Robinson makes suggestions for Billingsley Road
Ideas include traffic cameras, roundabout
Billingsley Road has been the subject of concern for the county over the last few years, with road improvements and safety concerns with speeding motorists at the forefront of the discussion.
During Tuesday’s Charles County Board of Commissioners meeting, Bill Shreve, director of Public Works for the coun- ty, talked about the installa- tion of a roundabout along the road at the intersection of Billingsley and Middle- town roads.
The county has made a recommendation to award a contract to begin the work and it should get started “by the end of this year,” he said. It is scheduled to be completed by the winter of 2018.
Commissioner Ken Robinson (D) said it is en- couraging to hear chang- es are in progress, but there are tactics the coun- ty should consider to slow traffic in the meantime.
Robinson suggested another strategy that may be more innovative when working alongside a roundabout to control traf- fic. “They’re called smart traffic lights,” he said.

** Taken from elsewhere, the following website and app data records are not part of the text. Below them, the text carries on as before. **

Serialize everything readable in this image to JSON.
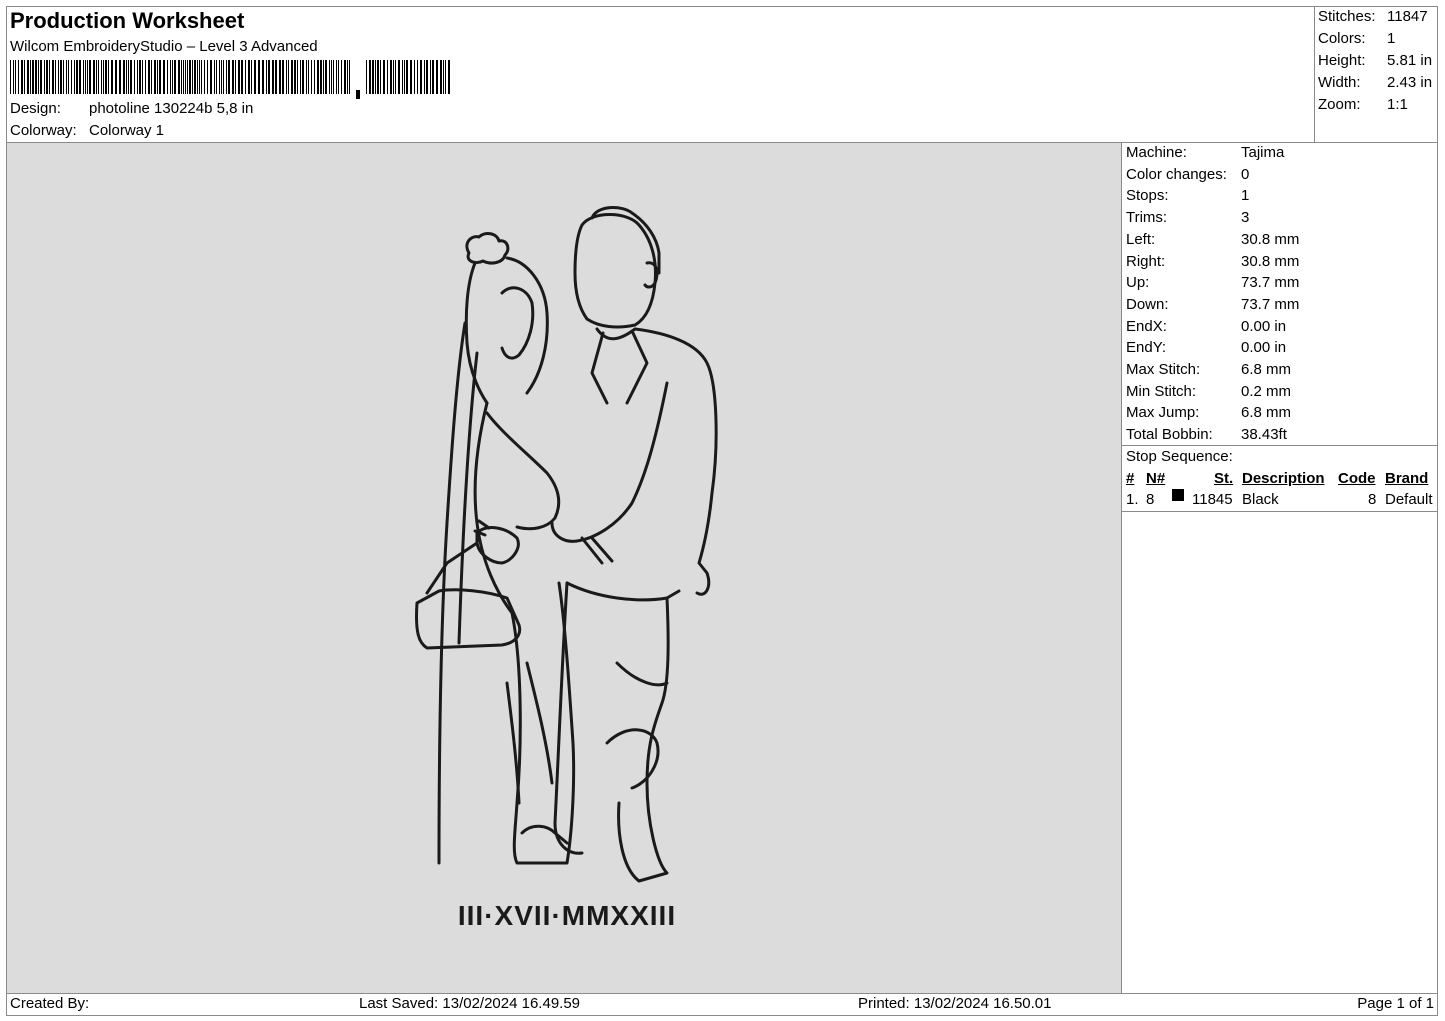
{
  "header": {
    "title": "Production Worksheet",
    "subtitle": "Wilcom EmbroideryStudio – Level 3 Advanced",
    "design_label": "Design:",
    "design_value": "photoline 130224b 5,8 in",
    "colorway_label": "Colorway:",
    "colorway_value": "Colorway 1"
  },
  "summary": {
    "stitches_label": "Stitches:",
    "stitches_value": "11847",
    "colors_label": "Colors:",
    "colors_value": "1",
    "height_label": "Height:",
    "height_value": "5.81 in",
    "width_label": "Width:",
    "width_value": "2.43 in",
    "zoom_label": "Zoom:",
    "zoom_value": "1:1"
  },
  "properties": [
    {
      "label": "Machine:",
      "value": "Tajima"
    },
    {
      "label": "Color changes:",
      "value": "0"
    },
    {
      "label": "Stops:",
      "value": "1"
    },
    {
      "label": "Trims:",
      "value": "3"
    },
    {
      "label": "Left:",
      "value": "30.8 mm"
    },
    {
      "label": "Right:",
      "value": "30.8 mm"
    },
    {
      "label": "Up:",
      "value": "73.7 mm"
    },
    {
      "label": "Down:",
      "value": "73.7 mm"
    },
    {
      "label": "EndX:",
      "value": "0.00 in"
    },
    {
      "label": "EndY:",
      "value": "0.00 in"
    },
    {
      "label": "Max Stitch:",
      "value": "6.8 mm"
    },
    {
      "label": "Min Stitch:",
      "value": "0.2 mm"
    },
    {
      "label": "Max Jump:",
      "value": "6.8 mm"
    },
    {
      "label": "Total Bobbin:",
      "value": "38.43ft"
    }
  ],
  "stop_sequence": {
    "title": "Stop Sequence:",
    "headers": {
      "num": "#",
      "n": "N#",
      "st": "St.",
      "description": "Description",
      "code": "Code",
      "brand": "Brand"
    },
    "rows": [
      {
        "num": "1.",
        "n": "8",
        "swatch_color": "#000000",
        "st": "11845",
        "description": "Black",
        "code": "8",
        "brand": "Default"
      }
    ]
  },
  "design_text": "III·XVII·MMXXIII",
  "footer": {
    "created_by": "Created By:",
    "last_saved": "Last Saved: 13/02/2024 16.49.59",
    "printed": "Printed: 13/02/2024 16.50.01",
    "page": "Page 1 of 1"
  },
  "colors": {
    "canvas_bg": "#dcdcdc",
    "thread": "#1a1a1a",
    "border": "#8a8a8a"
  }
}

Robinson took a trip to Portugal, he said, to research the technology more. On Portuguese roadways, traffic lights are installed to detect the speed of cars. If a driver is traveling above the speed limit, the light turns red and drivers must stop. If they do not stop at the light, the motorist is cap- tured by photograph and fined accordingly.
The biggest issue on the road is speed, Robin- son said, and if everyone would go the proper speed limit, accidents would be “dramatically” reduced. The smart traffic light strategy can work, he said, if used correctly.
“If we can at least do something in the short term in two locations on Billingsley Road with maybe two traffic lights between that roundabout, we’re going to get people to slow down,” Robinson said. “That gives us time for physical improvements for the road.”
Sometimes to create change, a bit of creativity is needed, Robinson said. Road improvements are difficult to make — especially with different property owners along Billing- sley, he said. But traffic lights can be installed quickly, will be effective and potentially lucrative if drivers are still not slowing down.
The road is difficult to improve, he said, because some of the properties are right on top of the ex- isting road. Straightening it out is very difficult. “I’d like to see us get a little creative and do something that will slow traffic down,” Robinson said.
Shreve said there is state legislation that only allows speed cameras in school districts right now, but Robinson said he’d be happy to craft some legis- lation to send to the delegation.
“Let’s get the conver- sation going,” Robinson said.
County administrator Michael Mallinoff said the county can use preliminary information on the strategy, but this is a change in policy so it would need to go through the capital improvement program.
Having Capital Services work on the initiative while also creating a roundabout can cause problematic staffing issues, he said.
“The difficulty is that when the same people are designing one thing and they have to stop and design another, the issue of staff capacity comes up,” Mallinoff said.
However, Robinson said, the feasibility study is not yet complete on the roundabout so the county is not too deep into the process. He also said he would not mind seeing the project go into the capital improvement plan rather than becoming part of the roundabout initiative.
“If we can do this, this should be in CIP. Traf- fic lights are not cheap,” Robinson said.
It also needs to be determined if the county can have traffic cameras out- side of school zones, he noted. But that may have to be taken to the state level to determine.
In the meantime, Shreve said, to alleviate some of the traffic and curtail some speeders, the county has realigned some of the road, cut down many of the trees along the sides and done other things to improve safety. And the Charles County Sheriff’s Office has worked to try and slow people down, too.
Robinson said the roundabout should help as well. It will make the roadway less confusing for drivers, he said. Shreve said he likes the strategy of a roundabout going forward. Robinson agreed. “Again, very European,” he said.